● Element data from apps and pages
——————————

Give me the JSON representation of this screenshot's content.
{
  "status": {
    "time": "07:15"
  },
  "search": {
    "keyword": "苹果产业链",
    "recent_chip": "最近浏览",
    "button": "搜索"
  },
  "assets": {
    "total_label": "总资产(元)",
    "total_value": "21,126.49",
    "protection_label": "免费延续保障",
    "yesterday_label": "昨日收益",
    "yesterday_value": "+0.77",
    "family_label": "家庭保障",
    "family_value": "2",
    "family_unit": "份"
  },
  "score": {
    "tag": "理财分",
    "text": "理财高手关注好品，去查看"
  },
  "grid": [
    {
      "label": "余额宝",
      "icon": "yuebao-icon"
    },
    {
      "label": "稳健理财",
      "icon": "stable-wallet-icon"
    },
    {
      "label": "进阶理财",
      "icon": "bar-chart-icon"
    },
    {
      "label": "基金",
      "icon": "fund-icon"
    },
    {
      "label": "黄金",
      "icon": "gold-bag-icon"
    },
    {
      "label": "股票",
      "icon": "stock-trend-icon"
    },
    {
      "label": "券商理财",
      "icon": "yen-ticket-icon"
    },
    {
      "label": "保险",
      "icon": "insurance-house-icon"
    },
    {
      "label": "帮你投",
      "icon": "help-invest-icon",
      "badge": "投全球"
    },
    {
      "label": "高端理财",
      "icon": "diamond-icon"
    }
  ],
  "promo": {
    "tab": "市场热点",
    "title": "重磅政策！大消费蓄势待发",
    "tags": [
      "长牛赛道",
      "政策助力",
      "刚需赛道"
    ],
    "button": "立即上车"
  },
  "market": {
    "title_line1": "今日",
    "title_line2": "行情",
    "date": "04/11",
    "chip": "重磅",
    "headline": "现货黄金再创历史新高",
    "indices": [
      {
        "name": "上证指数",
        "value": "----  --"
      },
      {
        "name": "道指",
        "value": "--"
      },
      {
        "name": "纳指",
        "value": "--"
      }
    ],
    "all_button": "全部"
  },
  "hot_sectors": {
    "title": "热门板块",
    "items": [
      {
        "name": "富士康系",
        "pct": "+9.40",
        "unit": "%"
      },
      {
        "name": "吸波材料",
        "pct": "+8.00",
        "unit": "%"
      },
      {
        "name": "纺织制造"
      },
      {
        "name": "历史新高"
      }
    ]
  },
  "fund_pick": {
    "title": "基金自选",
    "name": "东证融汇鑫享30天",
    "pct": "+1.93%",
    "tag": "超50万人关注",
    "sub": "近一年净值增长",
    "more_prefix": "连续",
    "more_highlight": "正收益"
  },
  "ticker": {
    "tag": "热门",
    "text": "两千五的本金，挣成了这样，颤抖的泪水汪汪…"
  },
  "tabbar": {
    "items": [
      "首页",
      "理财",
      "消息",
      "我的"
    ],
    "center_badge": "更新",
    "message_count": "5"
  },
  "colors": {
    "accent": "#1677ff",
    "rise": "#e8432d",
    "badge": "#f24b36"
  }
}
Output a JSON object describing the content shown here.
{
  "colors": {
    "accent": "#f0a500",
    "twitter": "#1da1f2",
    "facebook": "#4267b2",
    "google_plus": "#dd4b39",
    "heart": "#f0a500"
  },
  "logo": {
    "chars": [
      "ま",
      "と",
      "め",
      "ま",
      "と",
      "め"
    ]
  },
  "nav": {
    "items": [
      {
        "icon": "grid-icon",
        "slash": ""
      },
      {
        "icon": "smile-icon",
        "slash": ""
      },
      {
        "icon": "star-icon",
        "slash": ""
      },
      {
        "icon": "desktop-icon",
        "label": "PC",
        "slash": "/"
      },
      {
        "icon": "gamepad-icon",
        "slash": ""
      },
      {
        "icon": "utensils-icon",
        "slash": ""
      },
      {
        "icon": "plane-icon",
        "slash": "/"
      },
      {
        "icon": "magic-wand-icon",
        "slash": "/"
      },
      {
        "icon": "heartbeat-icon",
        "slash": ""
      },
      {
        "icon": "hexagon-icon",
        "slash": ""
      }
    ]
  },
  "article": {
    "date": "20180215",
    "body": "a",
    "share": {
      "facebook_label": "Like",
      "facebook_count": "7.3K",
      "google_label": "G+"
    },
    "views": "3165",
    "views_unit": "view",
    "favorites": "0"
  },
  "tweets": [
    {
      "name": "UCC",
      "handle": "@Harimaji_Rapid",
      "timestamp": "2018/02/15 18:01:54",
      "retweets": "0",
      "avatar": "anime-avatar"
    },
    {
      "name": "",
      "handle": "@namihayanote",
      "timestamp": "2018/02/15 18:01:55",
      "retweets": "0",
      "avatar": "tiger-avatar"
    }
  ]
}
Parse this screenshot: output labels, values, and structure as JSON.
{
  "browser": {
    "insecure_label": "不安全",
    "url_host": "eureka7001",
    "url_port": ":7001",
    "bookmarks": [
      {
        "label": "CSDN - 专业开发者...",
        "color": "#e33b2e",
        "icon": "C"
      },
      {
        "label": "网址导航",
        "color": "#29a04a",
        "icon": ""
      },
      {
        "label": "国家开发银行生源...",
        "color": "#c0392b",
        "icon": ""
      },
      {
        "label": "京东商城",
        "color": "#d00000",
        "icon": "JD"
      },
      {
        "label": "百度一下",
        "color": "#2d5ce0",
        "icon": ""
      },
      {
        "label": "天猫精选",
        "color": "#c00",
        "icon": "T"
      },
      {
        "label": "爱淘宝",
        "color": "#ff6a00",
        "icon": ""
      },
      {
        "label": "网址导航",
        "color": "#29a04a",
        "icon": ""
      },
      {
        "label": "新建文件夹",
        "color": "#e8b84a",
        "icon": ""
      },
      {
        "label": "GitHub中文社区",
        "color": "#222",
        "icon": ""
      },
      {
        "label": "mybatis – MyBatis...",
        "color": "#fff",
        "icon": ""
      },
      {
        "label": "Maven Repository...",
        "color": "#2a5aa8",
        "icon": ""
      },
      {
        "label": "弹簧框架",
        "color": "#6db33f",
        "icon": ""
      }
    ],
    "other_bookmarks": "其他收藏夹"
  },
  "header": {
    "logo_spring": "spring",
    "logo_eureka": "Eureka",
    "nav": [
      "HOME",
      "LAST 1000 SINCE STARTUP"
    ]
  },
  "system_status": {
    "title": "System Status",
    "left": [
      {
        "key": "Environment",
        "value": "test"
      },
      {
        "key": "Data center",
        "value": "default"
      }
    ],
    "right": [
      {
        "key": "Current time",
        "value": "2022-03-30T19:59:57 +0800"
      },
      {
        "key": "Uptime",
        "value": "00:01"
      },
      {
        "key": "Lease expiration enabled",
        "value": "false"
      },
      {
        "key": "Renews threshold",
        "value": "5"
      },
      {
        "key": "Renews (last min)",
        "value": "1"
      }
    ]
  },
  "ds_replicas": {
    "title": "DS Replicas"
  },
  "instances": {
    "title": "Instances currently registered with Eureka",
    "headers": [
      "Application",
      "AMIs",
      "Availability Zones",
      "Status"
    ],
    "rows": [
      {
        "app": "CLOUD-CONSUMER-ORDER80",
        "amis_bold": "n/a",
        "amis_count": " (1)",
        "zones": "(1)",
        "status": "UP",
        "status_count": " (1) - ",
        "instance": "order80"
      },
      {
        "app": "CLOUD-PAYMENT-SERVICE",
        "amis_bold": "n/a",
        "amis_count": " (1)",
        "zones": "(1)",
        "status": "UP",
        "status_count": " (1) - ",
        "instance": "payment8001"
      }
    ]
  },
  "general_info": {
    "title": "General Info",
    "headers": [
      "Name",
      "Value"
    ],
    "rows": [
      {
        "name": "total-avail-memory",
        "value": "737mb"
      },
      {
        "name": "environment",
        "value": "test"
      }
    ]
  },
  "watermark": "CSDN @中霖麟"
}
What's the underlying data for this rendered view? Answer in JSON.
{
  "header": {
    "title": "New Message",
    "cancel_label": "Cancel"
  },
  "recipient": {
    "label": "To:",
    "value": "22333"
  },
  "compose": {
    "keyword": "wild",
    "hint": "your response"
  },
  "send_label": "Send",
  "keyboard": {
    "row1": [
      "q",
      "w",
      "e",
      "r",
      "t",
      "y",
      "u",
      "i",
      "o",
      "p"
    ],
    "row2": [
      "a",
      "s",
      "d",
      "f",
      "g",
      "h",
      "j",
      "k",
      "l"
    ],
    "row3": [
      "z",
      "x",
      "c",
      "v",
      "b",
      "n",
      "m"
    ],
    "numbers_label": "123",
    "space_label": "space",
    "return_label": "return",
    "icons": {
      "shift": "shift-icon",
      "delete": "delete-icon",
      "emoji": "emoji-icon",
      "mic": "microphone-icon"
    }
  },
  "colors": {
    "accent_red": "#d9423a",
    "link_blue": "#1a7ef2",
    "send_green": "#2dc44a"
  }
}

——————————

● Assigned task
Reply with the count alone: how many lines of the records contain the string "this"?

● Answer space
3